**Records to process**
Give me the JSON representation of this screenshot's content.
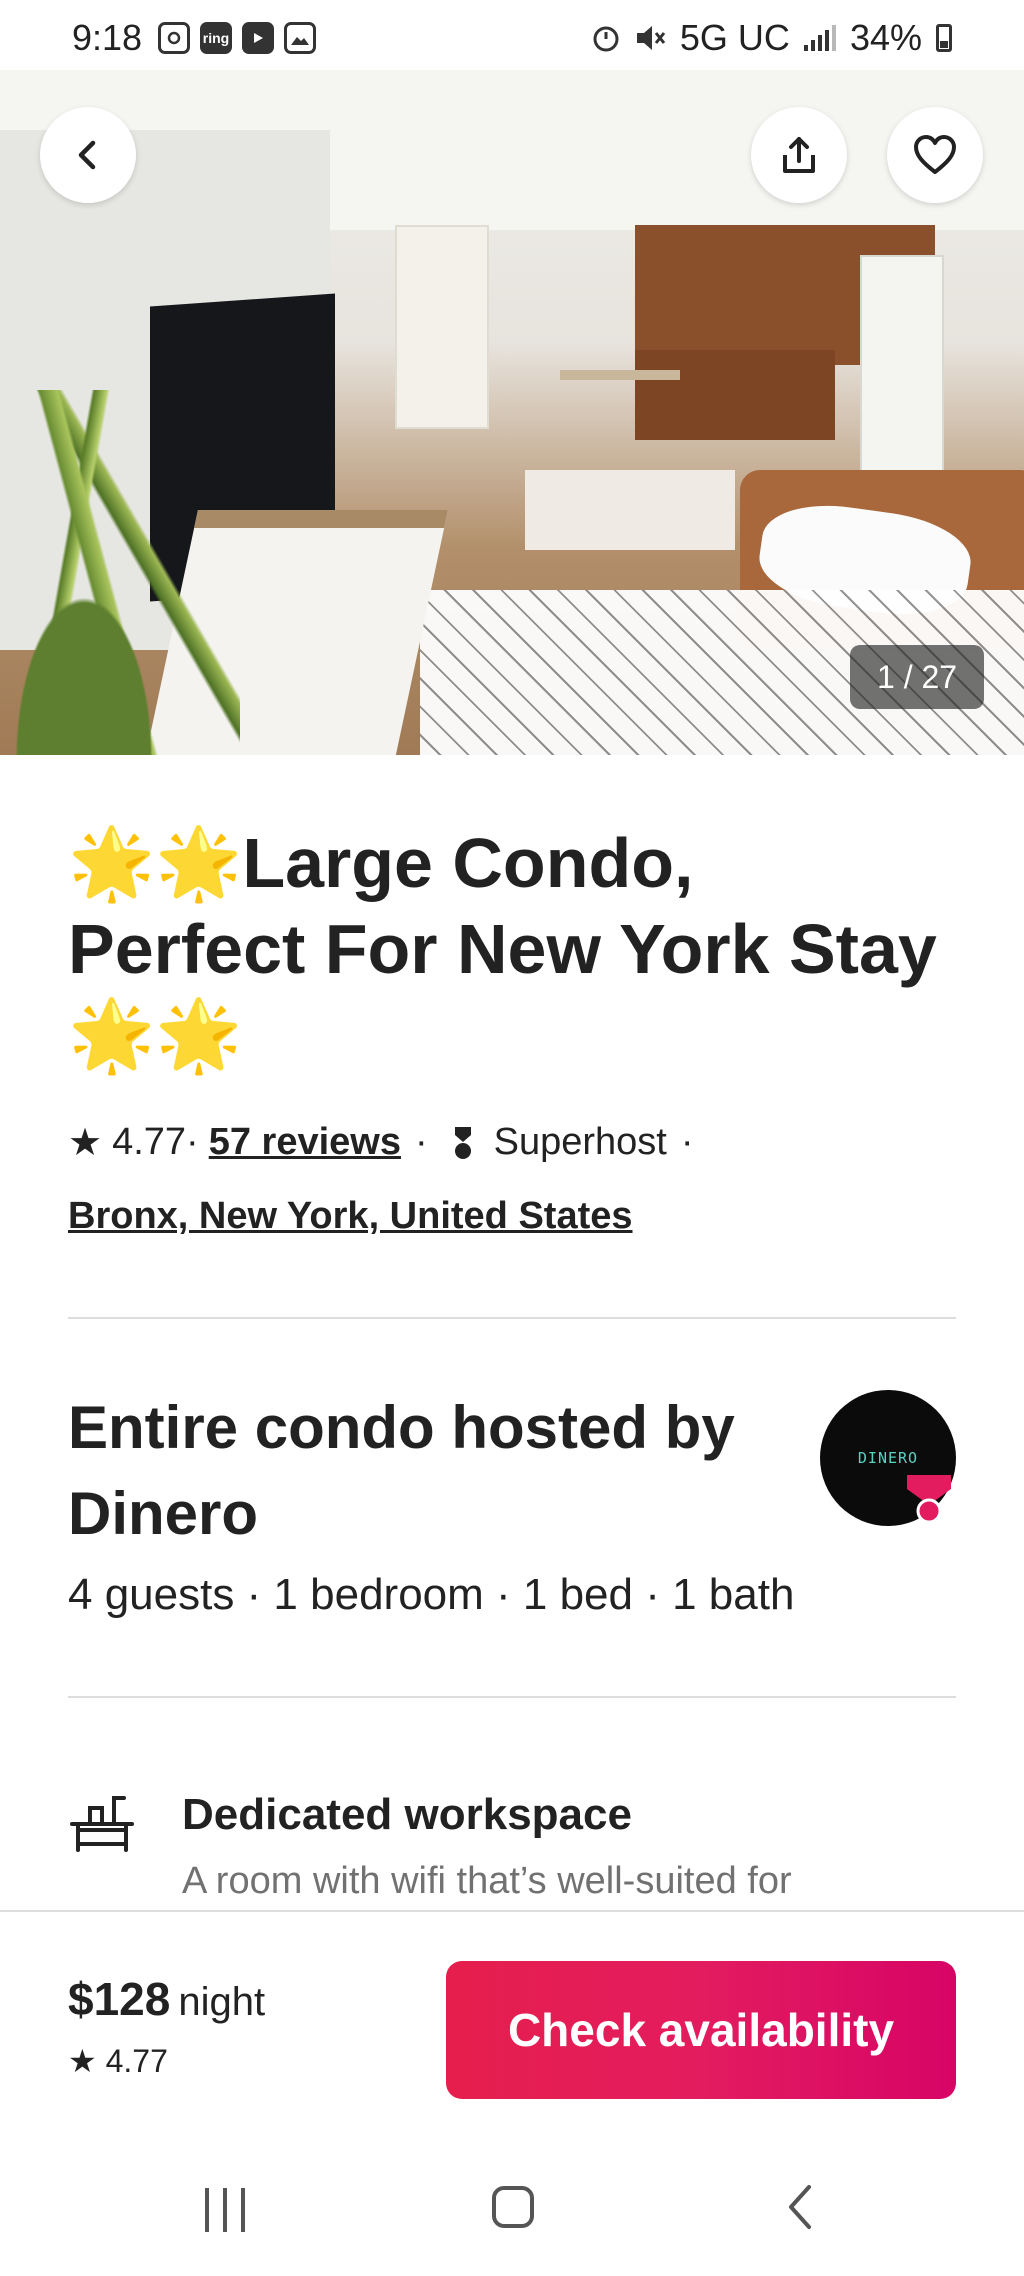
{
  "status_bar": {
    "time": "9:18",
    "network": "5G UC",
    "battery": "34%",
    "app_icons": [
      "instagram-icon",
      "ring-icon",
      "youtube-icon",
      "gallery-icon"
    ],
    "ring_label": "ring"
  },
  "gallery": {
    "counter": "1 / 27"
  },
  "listing": {
    "title": "🌟🌟Large Condo, Perfect For New York Stay🌟🌟",
    "rating": "4.77",
    "separator": "·",
    "reviews": "57 reviews",
    "superhost": "Superhost",
    "location": "Bronx, New York, United States"
  },
  "host": {
    "title": "Entire condo hosted by Dinero",
    "details": "4 guests · 1 bedroom · 1 bed · 1 bath",
    "avatar_text": "DINERO"
  },
  "feature": {
    "title": "Dedicated workspace",
    "description": "A room with wifi that’s well-suited for"
  },
  "booking": {
    "price": "$128",
    "unit": "night",
    "rating": "4.77",
    "button": "Check availability"
  },
  "colors": {
    "accent": "#E31C5F",
    "text": "#222222",
    "muted": "#717171",
    "divider": "#DDDDDD"
  }
}
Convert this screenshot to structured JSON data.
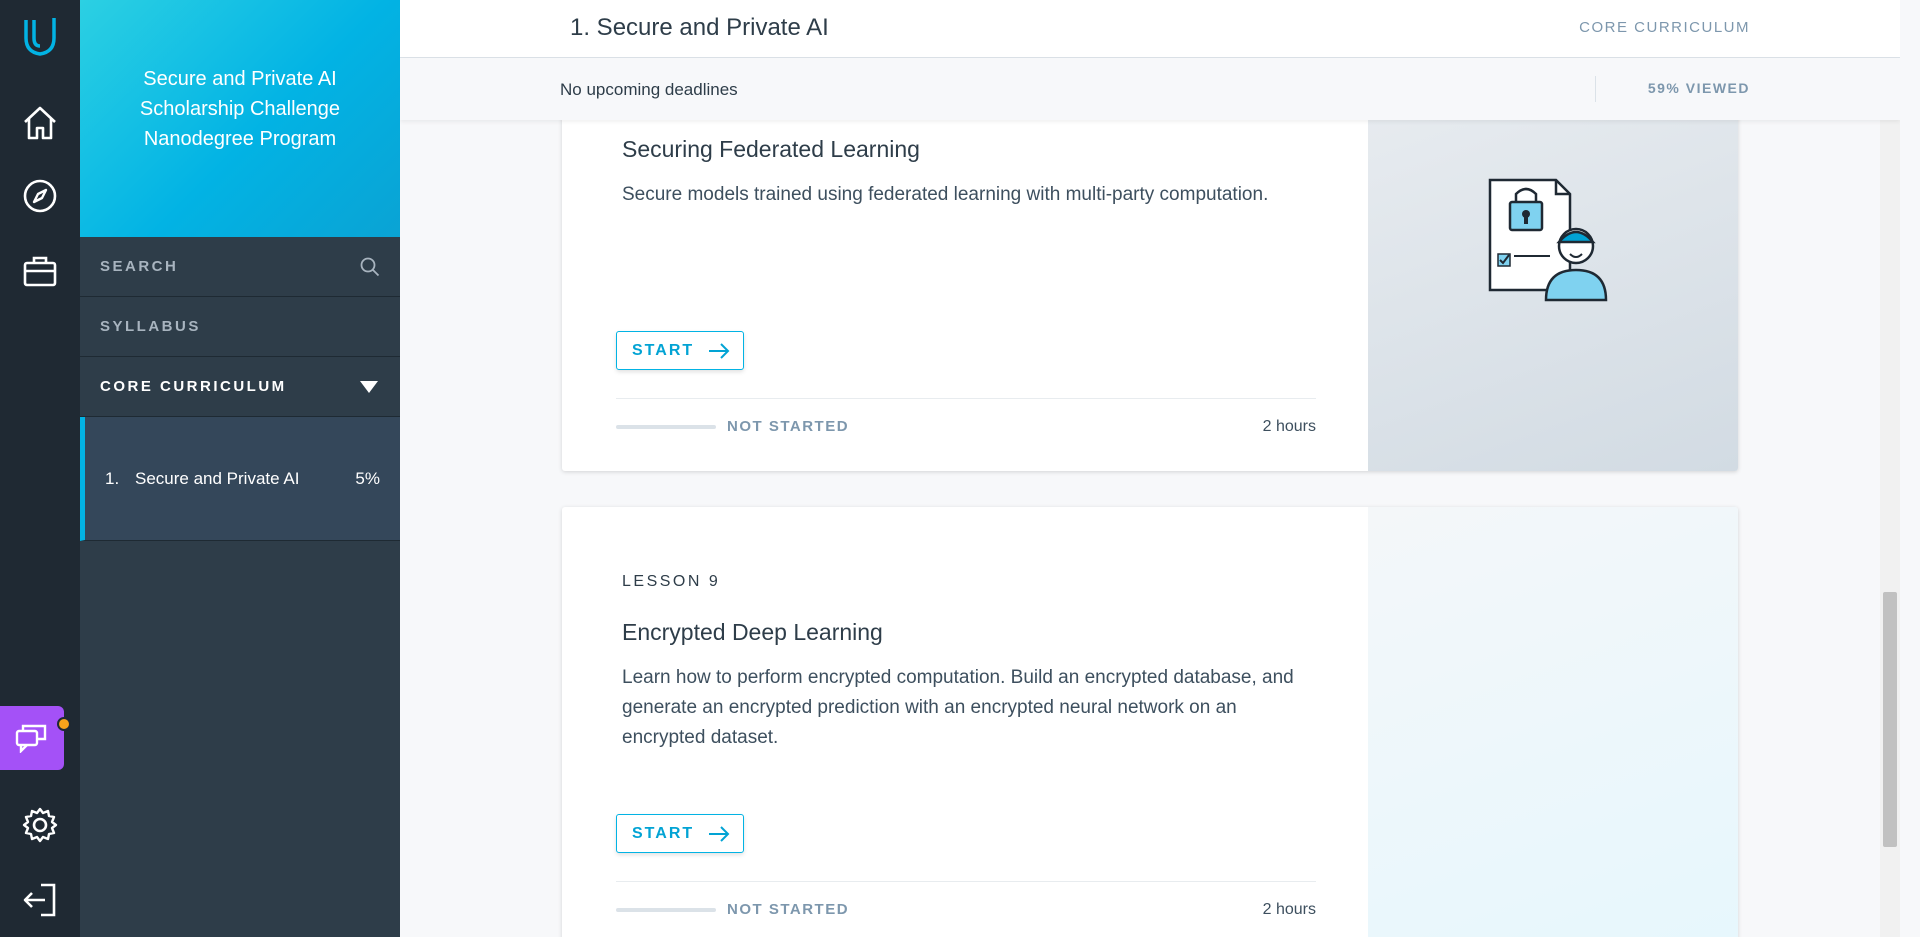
{
  "rail": {
    "items": [
      "udacity-logo",
      "home",
      "explore",
      "career",
      "chat",
      "settings",
      "logout"
    ]
  },
  "sidebar": {
    "program_title": "Secure and Private AI Scholarship Challenge Nanodegree Program",
    "search_label": "SEARCH",
    "syllabus_label": "SYLLABUS",
    "section_label": "CORE CURRICULUM",
    "lessons": [
      {
        "num": "1.",
        "name": "Secure and Private AI",
        "percent": "5%"
      }
    ]
  },
  "header": {
    "title": "1. Secure and Private AI",
    "section": "CORE CURRICULUM",
    "deadlines": "No upcoming deadlines",
    "viewed": "59% VIEWED"
  },
  "lessons": [
    {
      "title": "Securing Federated Learning",
      "description": "Secure models trained using federated learning with multi-party computation.",
      "button": "START",
      "status": "NOT STARTED",
      "duration": "2 hours",
      "progress": 0
    },
    {
      "kicker": "LESSON 9",
      "title": "Encrypted Deep Learning",
      "description": "Learn how to perform encrypted computation. Build an encrypted database, and generate an encrypted prediction with an encrypted neural network on an encrypted dataset.",
      "button": "START",
      "status": "NOT STARTED",
      "duration": "2 hours",
      "progress": 0
    }
  ],
  "colors": {
    "accent": "#02b3e4",
    "rail_bg": "#1f2933",
    "sidebar_bg": "#2e3d49",
    "chat": "#a451f7",
    "notification": "#f7a31b"
  }
}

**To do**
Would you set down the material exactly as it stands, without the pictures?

**Output of the task**
Give me the JSON representation of this screenshot's content.
{
  "status_bar": {
    "time": "9:18",
    "network": "5G UC",
    "battery": "34%",
    "app_icons": [
      "instagram-icon",
      "ring-icon",
      "youtube-icon",
      "gallery-icon"
    ],
    "ring_label": "ring"
  },
  "gallery": {
    "counter": "1 / 27"
  },
  "listing": {
    "title": "🌟🌟Large Condo, Perfect For New York Stay🌟🌟",
    "rating": "4.77",
    "separator": "·",
    "reviews": "57 reviews",
    "superhost": "Superhost",
    "location": "Bronx, New York, United States"
  },
  "host": {
    "title": "Entire condo hosted by Dinero",
    "details": "4 guests · 1 bedroom · 1 bed · 1 bath",
    "avatar_text": "DINERO"
  },
  "feature": {
    "title": "Dedicated workspace",
    "description": "A room with wifi that’s well-suited for"
  },
  "booking": {
    "price": "$128",
    "unit": "night",
    "rating": "4.77",
    "button": "Check availability"
  },
  "colors": {
    "accent": "#E31C5F",
    "text": "#222222",
    "muted": "#717171",
    "divider": "#DDDDDD"
  }
}
Convert this screenshot to structured JSON data.
{
  "rail": {
    "items": [
      "udacity-logo",
      "home",
      "explore",
      "career",
      "chat",
      "settings",
      "logout"
    ]
  },
  "sidebar": {
    "program_title": "Secure and Private AI Scholarship Challenge Nanodegree Program",
    "search_label": "SEARCH",
    "syllabus_label": "SYLLABUS",
    "section_label": "CORE CURRICULUM",
    "lessons": [
      {
        "num": "1.",
        "name": "Secure and Private AI",
        "percent": "5%"
      }
    ]
  },
  "header": {
    "title": "1. Secure and Private AI",
    "section": "CORE CURRICULUM",
    "deadlines": "No upcoming deadlines",
    "viewed": "59% VIEWED"
  },
  "lessons": [
    {
      "title": "Securing Federated Learning",
      "description": "Secure models trained using federated learning with multi-party computation.",
      "button": "START",
      "status": "NOT STARTED",
      "duration": "2 hours",
      "progress": 0
    },
    {
      "kicker": "LESSON 9",
      "title": "Encrypted Deep Learning",
      "description": "Learn how to perform encrypted computation. Build an encrypted database, and generate an encrypted prediction with an encrypted neural network on an encrypted dataset.",
      "button": "START",
      "status": "NOT STARTED",
      "duration": "2 hours",
      "progress": 0
    }
  ],
  "colors": {
    "accent": "#02b3e4",
    "rail_bg": "#1f2933",
    "sidebar_bg": "#2e3d49",
    "chat": "#a451f7",
    "notification": "#f7a31b"
  }
}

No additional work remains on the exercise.